Host Intro: You can huff and puff and not blow the house made of straw down…if you use straw based boards. Sueann Ramella reports on building materials that are sustainable in our series, Our Northwest. Listen here.
Sueann Ramella: With the Green Movement there are many products homeowners can choose from that have less impact on the environment and meet their needs. At Washington State University’s Wood Materials and Engineering Laboratory, they have been inventing and experimenting with recycled and wood materials since the 1970s. One product you may be familiar with is composite decking, which is a combination of recycled plastics and wood. But that’s not all this lab has been involved in.
How about building a home using wood strands?
Vick Yadama is an Assistant Professor and Extension Specialist at the lab, and he explains wood strand composites.
Vick Yadama: It’s like shaving a pencil, you know, so you are stranding, taking these flakes or wafers from smaller diameter trees, faster growing trees, and then you can put them together into thick mats such as OSB. What we have done here is we have also said, ‘let’s make thinner plies.’ This is one eight inch strand based plies. They can be used like really thin veneers that are consistent in properties, uniform, very high strength high stiffness and they are pretty.
Ramella: You can use strand based composites for walls, flooring and for decorative purposes.
Another composite material in development is straw based. After harvest, you take the left over straw, split it flat, combine it with an adhesive and make a type of particle board. This material is of particular interest around the Inland Northwest since it could provide farmers with additional income and reduce the amount of stubble to burn. However, availability of the raw material could be an issue.
Yadama: One thing that you need to realize is that the availability of straw is seasonal. You have to think about how to store enough straw so you have a sustained supply of material to make the board. These are some of the challenges that you have to face.
Ramella: Challenges that Karl Englund at the Wood Materials and Engineering Lab says can be worked through if there was demand from customers and if the economics are right.
Karl Englund: Economics has to be there and a lot of time the economics are gonna be there because of the less energy you put into then. If you can balance those two things out, less energy and less money tied into making these products then that’s the holy grail of making these things.
Ramella: The Wood Materials and Engineering Lab is part of the Institute for Sustainable Design at W.S.U. Next week we will talk about a product the institute is working on to replace co2 heavy concrete that you can also compost.
ALTERNATIVES TO PLYWOOD AND OSB (from Pathnet)
Straw Board A structural strength board made from wheat and soybean straw can be used as wall sheathing. Straw boards can be more water-resistant than wood-based panels.
Recyled Paperboard Made from recycled newspapers, paperboard can be used as a sub-floor, sheathing or roof decking. Aside from being very environmentally friendly, paperboard also has a higher insulative value than wood panels and can reduce sounds. Traditionally, it is less expensive than other wood-based sheathings.

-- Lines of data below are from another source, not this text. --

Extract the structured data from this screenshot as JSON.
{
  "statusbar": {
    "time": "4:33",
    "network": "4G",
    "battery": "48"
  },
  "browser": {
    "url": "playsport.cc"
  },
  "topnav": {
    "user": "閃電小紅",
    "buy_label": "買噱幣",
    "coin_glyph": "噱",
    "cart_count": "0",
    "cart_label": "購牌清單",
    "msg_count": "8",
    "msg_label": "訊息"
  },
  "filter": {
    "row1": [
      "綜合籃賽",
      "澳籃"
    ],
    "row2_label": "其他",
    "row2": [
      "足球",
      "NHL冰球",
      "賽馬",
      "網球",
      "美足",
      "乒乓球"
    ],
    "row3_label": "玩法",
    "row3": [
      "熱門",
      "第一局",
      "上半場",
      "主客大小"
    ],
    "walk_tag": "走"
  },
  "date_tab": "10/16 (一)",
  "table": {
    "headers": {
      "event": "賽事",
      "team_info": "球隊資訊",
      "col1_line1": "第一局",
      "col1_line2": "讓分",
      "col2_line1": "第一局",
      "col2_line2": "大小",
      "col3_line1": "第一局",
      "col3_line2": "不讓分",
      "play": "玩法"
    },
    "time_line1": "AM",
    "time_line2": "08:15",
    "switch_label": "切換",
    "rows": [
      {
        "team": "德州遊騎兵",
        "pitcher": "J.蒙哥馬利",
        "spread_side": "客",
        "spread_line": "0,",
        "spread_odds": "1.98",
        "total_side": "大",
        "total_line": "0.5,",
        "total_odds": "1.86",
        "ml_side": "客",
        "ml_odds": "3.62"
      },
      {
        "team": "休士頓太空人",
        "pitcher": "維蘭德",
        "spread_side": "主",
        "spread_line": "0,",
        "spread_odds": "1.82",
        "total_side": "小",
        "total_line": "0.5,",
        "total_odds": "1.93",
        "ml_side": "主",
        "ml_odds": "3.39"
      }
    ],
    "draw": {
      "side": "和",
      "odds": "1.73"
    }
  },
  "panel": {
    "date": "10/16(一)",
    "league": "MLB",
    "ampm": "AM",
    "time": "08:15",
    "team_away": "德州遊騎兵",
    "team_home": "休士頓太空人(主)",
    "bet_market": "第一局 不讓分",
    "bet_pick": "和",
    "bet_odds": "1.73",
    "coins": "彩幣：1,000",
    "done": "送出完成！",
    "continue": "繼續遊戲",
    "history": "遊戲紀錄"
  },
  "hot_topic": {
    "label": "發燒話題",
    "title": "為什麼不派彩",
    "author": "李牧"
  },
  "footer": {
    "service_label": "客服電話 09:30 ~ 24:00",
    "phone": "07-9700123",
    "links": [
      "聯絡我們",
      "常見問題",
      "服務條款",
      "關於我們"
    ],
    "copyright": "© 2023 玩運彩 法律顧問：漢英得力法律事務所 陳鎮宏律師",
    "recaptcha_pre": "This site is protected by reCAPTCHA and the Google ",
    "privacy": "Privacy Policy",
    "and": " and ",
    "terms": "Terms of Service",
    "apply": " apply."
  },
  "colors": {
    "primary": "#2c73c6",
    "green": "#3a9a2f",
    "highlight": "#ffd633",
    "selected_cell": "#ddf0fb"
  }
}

Foam Sheathing Foam insulating wall sheathings come in a variety of foam formulations including extruded polystyrene, expanded polystyrene, and polyisocyanurate. Regardless of foam type, however, foam sheathing is the most insulative of all the sheathing options. Foam sheathing does require corner bracing, as it is not structural in nature.
Gypsum Gypsum panels are used under brick veneer, and stucco finishes. An advantage of gypsum is the ability to obtain a fire-rated wall assembly. Gypsum panels, however, must be handled carefully and the paper-faced products need to be sheltered from precipitation.
Cementitious Board Cementitious board is a panel consisting of Portland cement reinforced with fiberglass mesh material. Typically used as backerboard for ceramic tile installations, cement board products have been used as exterior sheathing under a stucco cladding. Not structural in nature, buildings sheathed with cement board must have corner bracing